RECORDS FOR THE EXERCISE:
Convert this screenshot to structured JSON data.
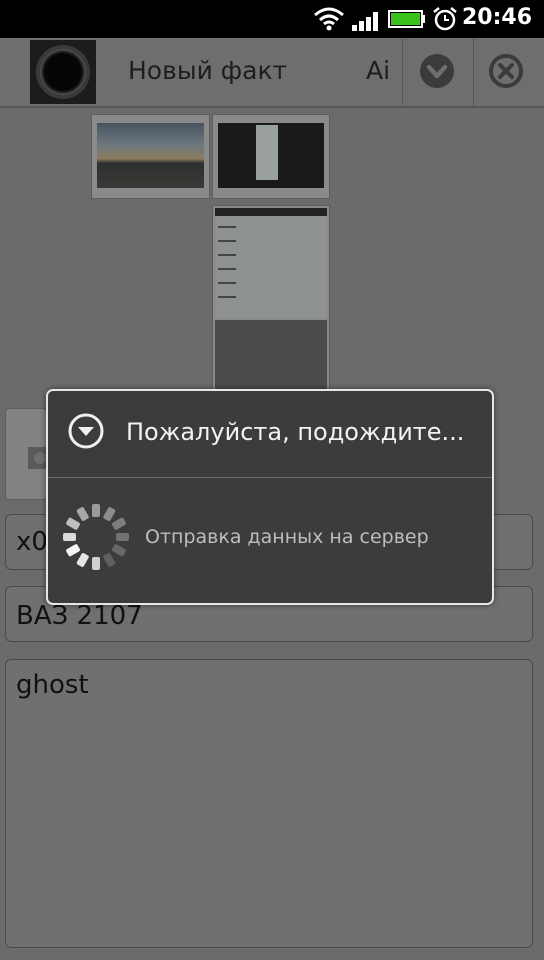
{
  "status_bar": {
    "time": "20:46",
    "icons": [
      "wifi-icon",
      "signal-icon",
      "battery-icon",
      "alarm-icon"
    ]
  },
  "action_bar": {
    "title": "Новый факт",
    "extra_text": "Аі",
    "buttons": [
      "chevron-down-icon",
      "close-icon"
    ]
  },
  "attachments": [
    "photo-thumbnail-sunset",
    "screenshot-thumbnail-1",
    "screenshot-thumbnail-2"
  ],
  "form": {
    "field1_value": "x0",
    "field2_value": "ВАЗ 2107",
    "field3_value": "ghost"
  },
  "dialog": {
    "title": "Пожалуйста, подождите...",
    "message": "Отправка данных на сервер"
  },
  "colors": {
    "dialog_bg": "#3b3d3a",
    "dim_overlay": "#6b6b6b",
    "statusbar_bg": "#000000",
    "battery_green": "#39c21c"
  }
}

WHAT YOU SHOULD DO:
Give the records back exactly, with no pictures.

REPLY:
Convert this screenshot to structured JSON data.
{
  "status_bar": {
    "time": "20:46",
    "icons": [
      "wifi-icon",
      "signal-icon",
      "battery-icon",
      "alarm-icon"
    ]
  },
  "action_bar": {
    "title": "Новый факт",
    "extra_text": "Аі",
    "buttons": [
      "chevron-down-icon",
      "close-icon"
    ]
  },
  "attachments": [
    "photo-thumbnail-sunset",
    "screenshot-thumbnail-1",
    "screenshot-thumbnail-2"
  ],
  "form": {
    "field1_value": "x0",
    "field2_value": "ВАЗ 2107",
    "field3_value": "ghost"
  },
  "dialog": {
    "title": "Пожалуйста, подождите...",
    "message": "Отправка данных на сервер"
  },
  "colors": {
    "dialog_bg": "#3b3d3a",
    "dim_overlay": "#6b6b6b",
    "statusbar_bg": "#000000",
    "battery_green": "#39c21c"
  }
}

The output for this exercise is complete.